What to produce: The records underneath are to be printed in full and exactly, with no pictures carried over.

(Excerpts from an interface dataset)
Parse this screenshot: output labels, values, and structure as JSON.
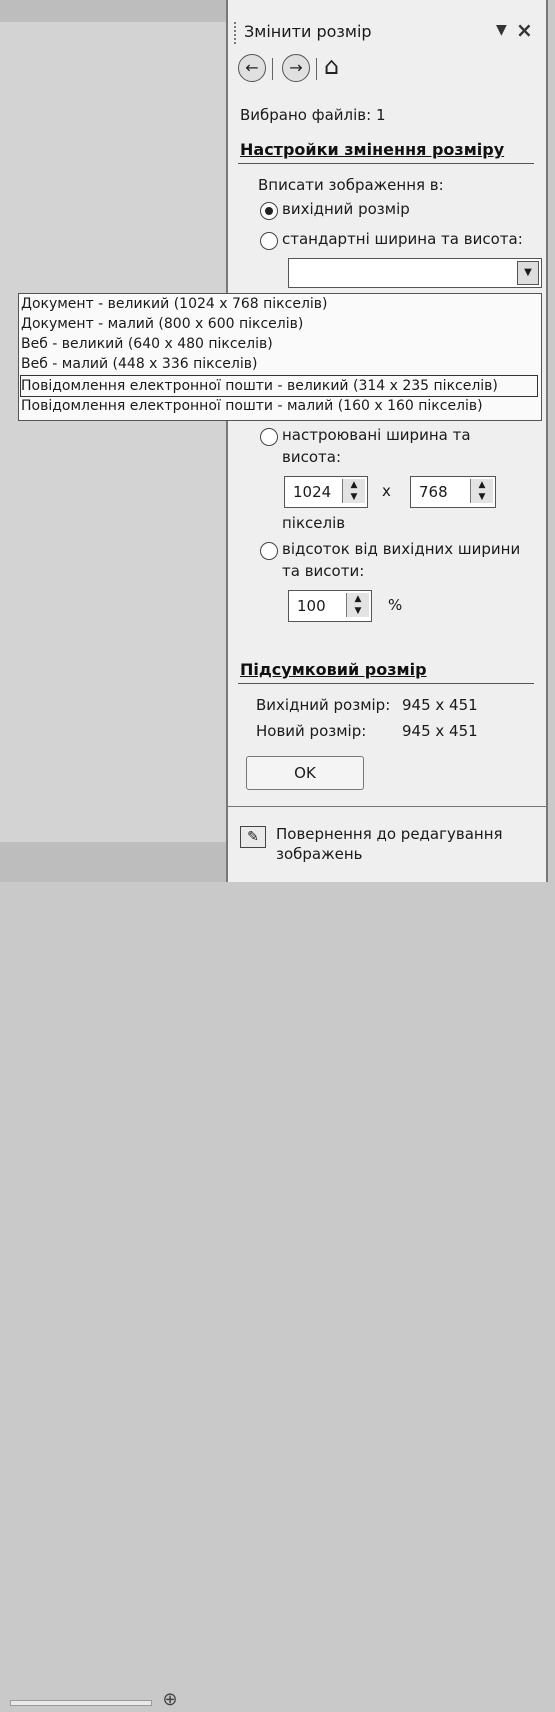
{
  "pane": {
    "title": "Змінити розмір"
  },
  "nav": {
    "back": "←",
    "forward": "→",
    "home": "⌂"
  },
  "selected_files": "Вибрано файлів: 1",
  "resize_settings": {
    "title": "Настройки змінення розміру",
    "fit_label": "Вписати зображення в:",
    "option_original": "вихідний розмір",
    "option_standard": "стандартні ширина та висота:",
    "preset_value": "",
    "dropdown": [
      "Документ - великий (1024 x 768 пікселів)",
      "Документ - малий (800 x 600 пікселів)",
      "Веб - великий (640 x 480 пікселів)",
      "Веб - малий (448 x 336 пікселів)",
      "Повідомлення електронної пошти - великий (314 x 235 пікселів)",
      "Повідомлення електронної пошти - малий (160 x 160 пікселів)"
    ],
    "option_custom_line1": "настроювані ширина та",
    "option_custom_line2": "висота:",
    "width_value": "1024",
    "times": "x",
    "height_value": "768",
    "pixels_label": "пікселів",
    "option_percent_line1": "відсоток від вихідних ширини",
    "option_percent_line2": "та висоти:",
    "percent_value": "100",
    "percent_sign": "%"
  },
  "summary": {
    "title": "Підсумковий розмір",
    "original_label": "Вихідний розмір:",
    "original_value": "945 x 451",
    "new_label": "Новий розмір:",
    "new_value": "945 x 451"
  },
  "ok_label": "OK",
  "back_to_edit": "Повернення до редагування зображень",
  "icons": {
    "close": "close-icon",
    "menu": "chevron-down-icon",
    "zoom": "zoom-in-icon",
    "edit": "edit-picture-icon"
  }
}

Answer for the task:
Parse this screenshot: output labels, values, and structure as JSON.
{
  "pane": {
    "title": "Змінити розмір"
  },
  "nav": {
    "back": "←",
    "forward": "→",
    "home": "⌂"
  },
  "selected_files": "Вибрано файлів: 1",
  "resize_settings": {
    "title": "Настройки змінення розміру",
    "fit_label": "Вписати зображення в:",
    "option_original": "вихідний розмір",
    "option_standard": "стандартні ширина та висота:",
    "preset_value": "",
    "dropdown": [
      "Документ - великий (1024 x 768 пікселів)",
      "Документ - малий (800 x 600 пікселів)",
      "Веб - великий (640 x 480 пікселів)",
      "Веб - малий (448 x 336 пікселів)",
      "Повідомлення електронної пошти - великий (314 x 235 пікселів)",
      "Повідомлення електронної пошти - малий (160 x 160 пікселів)"
    ],
    "option_custom_line1": "настроювані ширина та",
    "option_custom_line2": "висота:",
    "width_value": "1024",
    "times": "x",
    "height_value": "768",
    "pixels_label": "пікселів",
    "option_percent_line1": "відсоток від вихідних ширини",
    "option_percent_line2": "та висоти:",
    "percent_value": "100",
    "percent_sign": "%"
  },
  "summary": {
    "title": "Підсумковий розмір",
    "original_label": "Вихідний розмір:",
    "original_value": "945 x 451",
    "new_label": "Новий розмір:",
    "new_value": "945 x 451"
  },
  "ok_label": "OK",
  "back_to_edit": "Повернення до редагування зображень",
  "icons": {
    "close": "close-icon",
    "menu": "chevron-down-icon",
    "zoom": "zoom-in-icon",
    "edit": "edit-picture-icon"
  }
}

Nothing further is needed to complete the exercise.